To solve these issues, the industry started using gamma-radiated plastic bags, which were totally sterile, for production of therapeutics. “The issue was that the bags had no sensors on them to monitor things like temperature, pH and oxygen levels. We created new optical sensors that were able to do that, as well as software that could be used remotely to tweak the conditions inside the plastic bags.” Suddenly scientists who had been sleeping in the lab for weeks on end in order to make manual adjustments could tend to the formula from their phones in the comfort of their homes. “When we installed the first system in 2007, the technicians started crying with relief.”
The technology was picked up to enable mass production of the Ebola vaccine during the 2014–2016 breakout in Africa. “We engineered a system that scaled up production from five litres to 500 litres, allowing them to make one million doses specifically for that outbreak.” The same technology can be used as a cookie cutter and applied to any other vaccine development, including Covid-19, providing vast quantities at speed as well as 100 times cheaper. “If we hadn’t scaled the manufacturing process using this technology, it would have taken two years to achieve the same vaccine rollout that we achieved in six months during the pandemic.”
So, how did she wind up in the world of skincare? “My son was diagnosed with ADHD and he needed me to be there for him rather than working 100 hours per week.” Barbara’s son has also developed a rare allergy to phenoxyethanol, a common preservative used in baby products and skincare, which led to her questioning the industry and looking for answers. “I couldn’t believe how little information was available to the consumer,” she says. “I thought, we’ve got to do better and when my son was old enough, I decided to start a skincare company that is backed up by data, clinical studies and information.”
All of Codex’s formulas have been subjected to clinical trials and all the data are printed on the packaging. “I wanted to show consumers the results and put the power in their hands.

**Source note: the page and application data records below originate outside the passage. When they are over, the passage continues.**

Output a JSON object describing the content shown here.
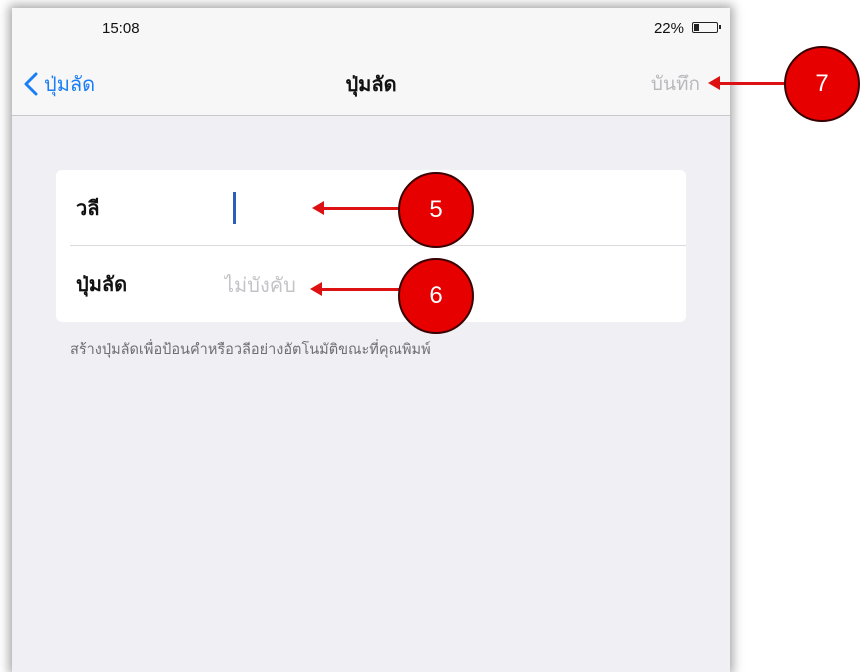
{
  "status_bar": {
    "time": "15:08",
    "battery": "22%"
  },
  "nav": {
    "back_label": "ปุ่มลัด",
    "title": "ปุ่มลัด",
    "save_label": "บันทึก"
  },
  "form": {
    "phrase": {
      "label": "วลี",
      "value": ""
    },
    "shortcut": {
      "label": "ปุ่มลัด",
      "placeholder": "ไม่บังคับ"
    }
  },
  "footnote": "สร้างปุ่มลัดเพื่อป้อนคำหรือวลีอย่างอัตโนมัติขณะที่คุณพิมพ์",
  "callouts": [
    "5",
    "6",
    "7"
  ],
  "colors": {
    "accent": "#1a7ef5",
    "callout": "#e60000",
    "background": "#efeff4"
  },
  "icons": {
    "back": "chevron-left-icon",
    "battery": "battery-icon"
  }
}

If someone is going to pay good money for a product, they have the right to know that it works.”
As for other beauty brands? “I’ve shown them mine so they better show me theirs. And if they don’t show me theirs, they’re either hiding something, they’re lying or they just don’t have the data to back up their claims.” Here, here!